## Activity
Below are the records. List every line holding the word "リバーシブルチュールスカート".

## Input for this task
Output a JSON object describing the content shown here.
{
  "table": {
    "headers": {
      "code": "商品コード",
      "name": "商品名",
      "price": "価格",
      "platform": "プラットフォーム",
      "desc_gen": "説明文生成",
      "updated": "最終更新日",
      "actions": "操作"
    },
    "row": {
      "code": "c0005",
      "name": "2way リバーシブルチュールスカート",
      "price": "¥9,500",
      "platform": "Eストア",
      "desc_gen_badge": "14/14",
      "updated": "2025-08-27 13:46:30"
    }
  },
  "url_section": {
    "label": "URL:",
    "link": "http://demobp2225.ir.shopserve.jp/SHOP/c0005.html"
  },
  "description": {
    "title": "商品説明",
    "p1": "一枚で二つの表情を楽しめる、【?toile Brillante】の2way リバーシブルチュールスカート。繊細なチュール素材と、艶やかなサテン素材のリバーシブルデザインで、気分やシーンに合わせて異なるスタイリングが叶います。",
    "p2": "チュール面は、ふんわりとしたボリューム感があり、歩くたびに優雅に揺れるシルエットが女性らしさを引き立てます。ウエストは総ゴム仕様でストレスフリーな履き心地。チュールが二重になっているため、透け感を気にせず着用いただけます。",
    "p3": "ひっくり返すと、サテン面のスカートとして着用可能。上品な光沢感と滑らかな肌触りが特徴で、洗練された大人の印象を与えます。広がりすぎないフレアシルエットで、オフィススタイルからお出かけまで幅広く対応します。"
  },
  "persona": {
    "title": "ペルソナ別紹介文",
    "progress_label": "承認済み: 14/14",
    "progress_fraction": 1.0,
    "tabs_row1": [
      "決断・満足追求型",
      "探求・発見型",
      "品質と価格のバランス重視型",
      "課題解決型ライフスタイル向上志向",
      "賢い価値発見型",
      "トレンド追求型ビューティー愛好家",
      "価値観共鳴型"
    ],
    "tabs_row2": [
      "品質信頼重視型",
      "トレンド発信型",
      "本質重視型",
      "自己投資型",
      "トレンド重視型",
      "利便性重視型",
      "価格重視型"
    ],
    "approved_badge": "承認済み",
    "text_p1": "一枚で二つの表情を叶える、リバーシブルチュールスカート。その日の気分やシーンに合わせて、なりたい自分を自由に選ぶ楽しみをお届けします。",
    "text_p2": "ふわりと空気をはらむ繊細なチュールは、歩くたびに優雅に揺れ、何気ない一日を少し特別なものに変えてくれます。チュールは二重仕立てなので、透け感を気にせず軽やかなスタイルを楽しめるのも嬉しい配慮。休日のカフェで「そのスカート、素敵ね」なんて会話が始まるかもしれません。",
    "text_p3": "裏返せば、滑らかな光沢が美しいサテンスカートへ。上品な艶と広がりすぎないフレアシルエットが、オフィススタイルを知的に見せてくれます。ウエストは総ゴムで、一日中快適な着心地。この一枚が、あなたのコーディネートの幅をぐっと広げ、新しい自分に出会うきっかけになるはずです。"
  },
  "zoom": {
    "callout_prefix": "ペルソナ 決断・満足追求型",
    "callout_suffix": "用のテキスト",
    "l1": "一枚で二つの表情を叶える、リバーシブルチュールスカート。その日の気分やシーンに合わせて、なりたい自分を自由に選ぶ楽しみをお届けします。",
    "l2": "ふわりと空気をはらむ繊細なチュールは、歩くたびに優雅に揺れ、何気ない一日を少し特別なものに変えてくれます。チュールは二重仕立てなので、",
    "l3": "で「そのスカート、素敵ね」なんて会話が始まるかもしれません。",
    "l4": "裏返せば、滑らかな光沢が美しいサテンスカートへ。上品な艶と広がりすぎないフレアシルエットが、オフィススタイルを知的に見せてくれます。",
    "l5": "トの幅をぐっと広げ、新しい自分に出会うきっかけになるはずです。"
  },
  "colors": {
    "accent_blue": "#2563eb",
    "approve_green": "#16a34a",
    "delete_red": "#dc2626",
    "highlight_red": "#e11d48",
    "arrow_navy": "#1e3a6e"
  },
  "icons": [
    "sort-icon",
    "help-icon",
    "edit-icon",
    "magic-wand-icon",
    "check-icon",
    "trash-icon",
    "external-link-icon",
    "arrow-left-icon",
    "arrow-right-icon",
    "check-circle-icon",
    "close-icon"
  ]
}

## Your response
      "name": "2way リバーシブルチュールスカート",
    "p1": "一枚で二つの表情を楽しめる、【?toile Brillante】の2way リバーシブルチュールスカート。繊細なチュール素材と、艶やかなサテン素材のリバーシブルデザインで、気分やシーンに合わせて異なるスタイリングが叶います。",
    "text_p1": "一枚で二つの表情を叶える、リバーシブルチュールスカート。その日の気分やシーンに合わせて、なりたい自分を自由に選ぶ楽しみをお届けします。",
    "l1": "一枚で二つの表情を叶える、リバーシブルチュールスカート。その日の気分やシーンに合わせて、なりたい自分を自由に選ぶ楽しみをお届けします。",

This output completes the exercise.